What is certain is that Rondo has put himself on the front lines with his comments, but one can make the argument that as the best player on the team, he’s already there.
BALL MOVEMENT MAKES ITS TRIUMPHANT RETURN
The Celtics made 37 shots against the Heat. On 29 of those, they registered an assist. Numbers like that used to be commonplace with the Celtics, as predictable as Garnett’s pregame routine and Ray Allen’s jumpers.
The Celtics still are among the best passing teams in the league — they ranked second in assist ratio behind Utah — but that crisp movement, with the ball swinging quickly from one side to the other, has been a missing element lately.
Credit in large part goes to Rondo with his 14 assists, but Garnett also deserves his share.
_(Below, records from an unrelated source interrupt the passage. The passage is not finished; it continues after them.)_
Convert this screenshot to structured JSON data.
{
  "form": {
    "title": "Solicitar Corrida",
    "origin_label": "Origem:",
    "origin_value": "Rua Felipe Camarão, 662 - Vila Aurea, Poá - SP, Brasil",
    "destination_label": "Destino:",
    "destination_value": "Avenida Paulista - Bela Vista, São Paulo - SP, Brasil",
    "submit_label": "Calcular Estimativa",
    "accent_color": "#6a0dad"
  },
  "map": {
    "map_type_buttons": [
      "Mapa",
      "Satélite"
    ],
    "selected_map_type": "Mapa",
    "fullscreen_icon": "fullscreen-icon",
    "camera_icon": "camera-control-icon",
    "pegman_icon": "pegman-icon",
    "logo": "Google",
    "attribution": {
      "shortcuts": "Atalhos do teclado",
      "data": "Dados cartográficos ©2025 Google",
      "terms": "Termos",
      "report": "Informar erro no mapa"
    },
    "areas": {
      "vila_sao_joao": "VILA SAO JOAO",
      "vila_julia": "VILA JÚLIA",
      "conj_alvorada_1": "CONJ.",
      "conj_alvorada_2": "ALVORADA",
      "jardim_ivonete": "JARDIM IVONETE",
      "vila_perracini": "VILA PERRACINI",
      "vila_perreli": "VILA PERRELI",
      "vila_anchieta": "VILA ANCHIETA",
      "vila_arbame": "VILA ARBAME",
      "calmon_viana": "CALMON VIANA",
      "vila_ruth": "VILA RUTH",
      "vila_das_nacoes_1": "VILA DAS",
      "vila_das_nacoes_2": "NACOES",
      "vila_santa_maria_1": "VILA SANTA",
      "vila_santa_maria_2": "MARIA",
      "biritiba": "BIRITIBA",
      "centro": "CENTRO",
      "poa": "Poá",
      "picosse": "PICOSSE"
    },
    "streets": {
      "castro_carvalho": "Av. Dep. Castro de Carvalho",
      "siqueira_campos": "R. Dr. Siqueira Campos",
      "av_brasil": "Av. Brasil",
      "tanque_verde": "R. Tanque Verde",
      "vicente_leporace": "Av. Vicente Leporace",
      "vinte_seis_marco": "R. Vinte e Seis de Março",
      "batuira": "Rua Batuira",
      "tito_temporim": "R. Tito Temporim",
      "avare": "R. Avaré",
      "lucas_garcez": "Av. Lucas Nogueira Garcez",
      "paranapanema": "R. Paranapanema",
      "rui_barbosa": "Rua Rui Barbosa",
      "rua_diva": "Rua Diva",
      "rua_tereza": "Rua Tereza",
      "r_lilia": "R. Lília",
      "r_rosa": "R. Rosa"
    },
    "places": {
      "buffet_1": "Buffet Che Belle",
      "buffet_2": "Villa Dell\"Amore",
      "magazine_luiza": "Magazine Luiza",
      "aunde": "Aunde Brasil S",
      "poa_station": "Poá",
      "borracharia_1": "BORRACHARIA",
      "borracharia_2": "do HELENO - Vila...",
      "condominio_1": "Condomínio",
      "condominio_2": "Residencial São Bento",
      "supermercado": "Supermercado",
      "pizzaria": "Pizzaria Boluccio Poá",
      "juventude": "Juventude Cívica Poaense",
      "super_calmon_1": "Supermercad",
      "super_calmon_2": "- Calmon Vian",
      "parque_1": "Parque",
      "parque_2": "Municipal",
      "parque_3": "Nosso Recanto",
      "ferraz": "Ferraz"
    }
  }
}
Long one of the NBA’s best passing big men, KG racked up nine assists of his own and just as many “hockey assists,” i.e., the pass that leads to the pass that leads to the basket.
“He’s a ball mover,” Rivers said. “And you need a couple of ball movers on every team. There’s times when you’re mad at Kevin for being a ball mover. He had one [tonight] where he caught it next to the basket and made the extra pass and we scored. But there’s times when you say, ‘Let’s just go ahead and shoot that one.’ But that’s a disease I would rather have.”
From the beginning, the passing was crisp and excellent, so much so that Ray Allen made a point of telling Rondo that the ball was, as he said, “hopping.”
“It was contagious,” Rondo said. “It started when we came out, first play of the game. When guys are moving the ball, we are a great team. We are fun to watch.”
For a team that doesn’t rely on post-ups and isolation sets, particularly with Pierce out, ball movement is an essential ingredient to offensive success. For one night, at least, it was back in vogue.
ALSO RETURNING TO THE GARDEN: EDDIE HOUSE FOR 3
It’s been an under-the-radar development with the Celtics this season, but Eddie House has struggled with his shot almost as much as Ray Allen.
Coming into Wednesday’s game, House was shooting under 40 percent from the field and a shade under 37 percent from 3-point range. He also has seemed to set an unofficial league mark for long two-pointers.
Those aren’t terrible numbers, but they are off compared to last season when House knocked down 3’s at a 44 percent clip. Without a reliable scorer coming off the bench, House’s shooting is a key component for the second unit, and not surprisingly, the second unit has struggled at times this season.
House finished with 16 points, his best production since dropping 19 against the Suns in a late December blowout. It was only the third time in the last 10 games that House has gone for double figures, and he has had a pair of goose-eggs in the last four.
“Eddie was great,” Rivers said. “He was one shot away from being taken out, too.”
Such is the eternal basketball struggle of Eddie House. His shooting keeps him in the league, and there is no doubt that he plays hard and willingly does whatever Rivers asks him to do. But if his shot isn’t falling, he isn’t playing.
“When Eddie makes shots and he can defend at all for us,” Rivers said, “it allows us to keep him on the floor.”
The Celtics needed House, just as they needed Tony Allen to come up with a huge defensive stop and Rondo to take over the game. That’s how they used to do it, and that’s how they need to do it from here on out.